Monday, April 14, 2008

Meeting a Long-Time Client for the First Time

I have a client who's located in the U.K. This is one of the first clients I landed after I quit my job to freelance full-time, and since our first (tiny) project together he's sent me monthly work on a regular basis. We've emailed back and forth several times a month for over a year now. Just this week, he mentioned in passing that he was in New York--not too far from me--and we managed to meet for lunch.

We had a great time--a two-hour lunch turned into a five-hour conversation about work, hobbies, and life in general. I now don't just have a client; I have a new friend.

Especially if you're a web content writer, it can be an isolating business--99% of the time, you don't meet your clients in person. When one comes to town, it's a great opportunity to get to know each other better. It can also be nerve-wracking; I definitely wanted to make a good impression, but I didn't want to come off as trying too hard. Here are a few things I learned from the experience--that I'm passing on to you.

Ask before booking the restaurant. I checked with my client to see what his preferences were, and that narrowed down my search for the perfect restaurant considerably. A lot of people will just shrug and say "oh, I'll eat whatever;" in which case it's generally a good idea to choose a fusion-y place with a lot of options, if you can find it. It's generally a good idea to choose a place that has at least a few healthy options, unless the client tells you he's craving burgers or something.

Consider the client's industry when choosing a wardrobe. I wore a blazer, a nice sweater, and a pair of classy-looking jeans and heels. I didn't wear makeup; not that I don't think you should, but for me makeup is an all-or-nothing thing and I didn't want to overdo it. I considered wearing a suit, but the venue was fairly casual and it was in the middle of the day, and I knew this guy wouldn't be too dressed up (SEO's tend to be a pretty casual lot). Consider the client's industry before you decide what to wear; a financial services client might be a little more formal.

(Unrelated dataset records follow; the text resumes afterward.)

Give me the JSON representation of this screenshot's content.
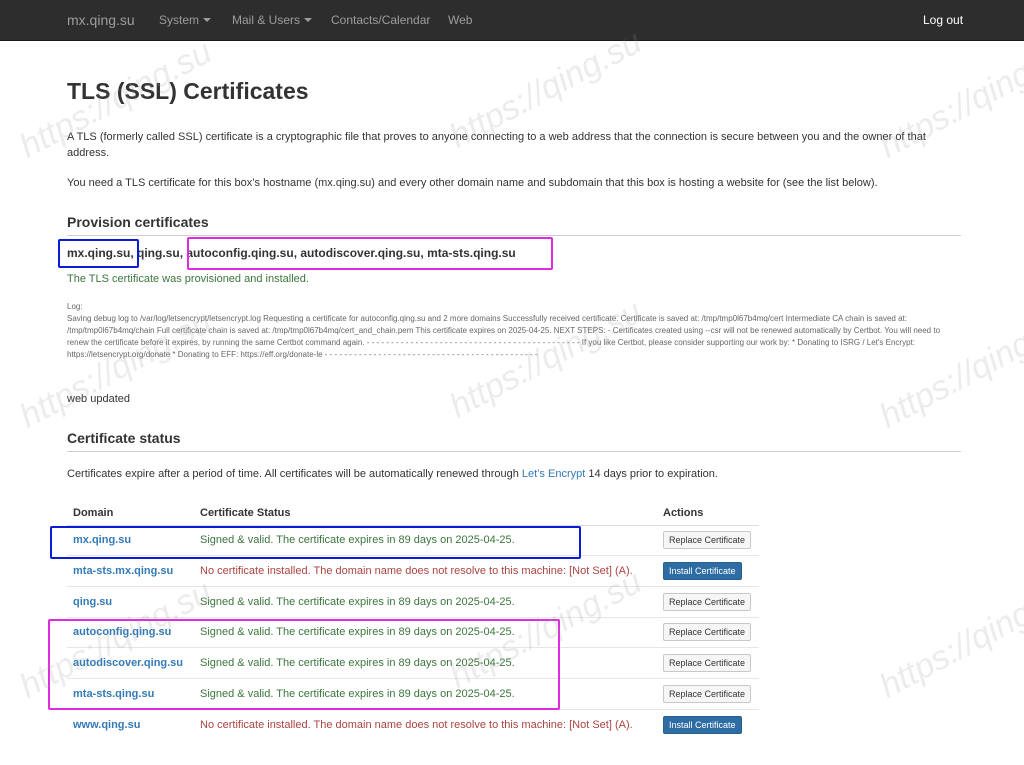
{
  "nav": {
    "brand": "mx.qing.su",
    "system": "System",
    "mail_users": "Mail & Users",
    "contacts": "Contacts/Calendar",
    "web": "Web",
    "logout": "Log out"
  },
  "page": {
    "title": "TLS (SSL) Certificates",
    "intro": "A TLS (formerly called SSL) certificate is a cryptographic file that proves to anyone connecting to a web address that the connection is secure between you and the owner of that address.",
    "need": "You need a TLS certificate for this box’s hostname (mx.qing.su) and every other domain name and subdomain that this box is hosting a website for (see the list below)."
  },
  "provision": {
    "heading": "Provision certificates",
    "domains": {
      "d1": "mx.qing.su",
      "sep1": ", ",
      "d2": "qing.su",
      "sep2": ", ",
      "d3": "autoconfig.qing.su",
      "sep3": ", ",
      "d4": "autodiscover.qing.su",
      "sep4": ", ",
      "d5": "mta-sts.qing.su"
    },
    "success": "The TLS certificate was provisioned and installed.",
    "log_label": "Log:",
    "log": "Saving debug log to /var/log/letsencrypt/letsencrypt.log Requesting a certificate for autoconfig.qing.su and 2 more domains Successfully received certificate. Certificate is saved at: /tmp/tmp0l67b4mq/cert Intermediate CA chain is saved at: /tmp/tmp0l67b4mq/chain Full certificate chain is saved at: /tmp/tmp0l67b4mq/cert_and_chain.pem This certificate expires on 2025-04-25. NEXT STEPS: - Certificates created using --csr will not be renewed automatically by Certbot. You will need to renew the certificate before it expires, by running the same Certbot command again. - - - - - - - - - - - - - - - - - - - - - - - - - - - - - - - - - - - - - - - - - - - - If you like Certbot, please consider supporting our work by: * Donating to ISRG / Let's Encrypt: https://letsencrypt.org/donate * Donating to EFF: https://eff.org/donate-le - - - - - - - - - - - - - - - - - - - - - - - - - - - - - - - - - - - - - - - - - - - -",
    "web_updated": "web updated"
  },
  "status_section": {
    "heading": "Certificate status",
    "desc_before": "Certificates expire after a period of time. All certificates will be automatically renewed through ",
    "desc_link": "Let’s Encrypt",
    "desc_after": " 14 days prior to expiration."
  },
  "table": {
    "headers": {
      "domain": "Domain",
      "status": "Certificate Status",
      "actions": "Actions"
    },
    "rows": [
      {
        "domain": "mx.qing.su",
        "status": "Signed & valid. The certificate expires in 89 days on 2025-04-25.",
        "action": "Replace Certificate"
      },
      {
        "domain": "mta-sts.mx.qing.su",
        "status": "No certificate installed. The domain name does not resolve to this machine: [Not Set] (A).",
        "action": "Install Certificate"
      },
      {
        "domain": "qing.su",
        "status": "Signed & valid. The certificate expires in 89 days on 2025-04-25.",
        "action": "Replace Certificate"
      },
      {
        "domain": "autoconfig.qing.su",
        "status": "Signed & valid. The certificate expires in 89 days on 2025-04-25.",
        "action": "Replace Certificate"
      },
      {
        "domain": "autodiscover.qing.su",
        "status": "Signed & valid. The certificate expires in 89 days on 2025-04-25.",
        "action": "Replace Certificate"
      },
      {
        "domain": "mta-sts.qing.su",
        "status": "Signed & valid. The certificate expires in 89 days on 2025-04-25.",
        "action": "Replace Certificate"
      },
      {
        "domain": "www.qing.su",
        "status": "No certificate installed. The domain name does not resolve to this machine: [Not Set] (A).",
        "action": "Install Certificate"
      }
    ]
  },
  "watermark": "https://qing.su",
  "colors": {
    "navbar": "#2d2d2d",
    "link": "#337ab7",
    "success": "#3c763d",
    "error": "#a94442",
    "highlight_blue": "#0b1bd6",
    "highlight_pink": "#e12be0"
  }
}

Be considerate. One thing that factored into my choice of a restaurant was proximity to his hotel. I figured I'd choose something convenient and easy for him to find on his own, without spending money on a cab to get there. The client noticed and appreciated that the place was so close and easy to find.

Be prepared to offer suggestions for what to do next. You may or may not have time to run around town with your clients, showing the sights. But if he's visiting from another city, chances are he'll want some suggestions for fun, off-the-beaten-track touristy things to do. I gave my client several suggestions for fun things to do in Philly while he was there, but I probably could have given more interesting and unusual ones if I'd done a little research beforehand.

Who pays? I paid. I thought it would be a nice gesture, and I think it made a good impression. I'm not sure what the formal rules are for client lunches, but my instinct said that I should pick up the tab.

Getting to know this client was fun and worthwhile--and I encourage any of my clients who happen to be in Philadelphia to drop me a line. With a little preparation, a client lunch can be a fun and stress-free way to spend the afternoon.


Anonymous said...

This is a keeper, Jennifer. I have several clients, longtime, highly valued and valuable clients, that I've never met. I certainly want to, and when we happen to be in the same city one of these days, I'll use these tips. Good stuff!

Jennifer Williamson said...

Great--glad you liked it! Hope you get together with those clients someday.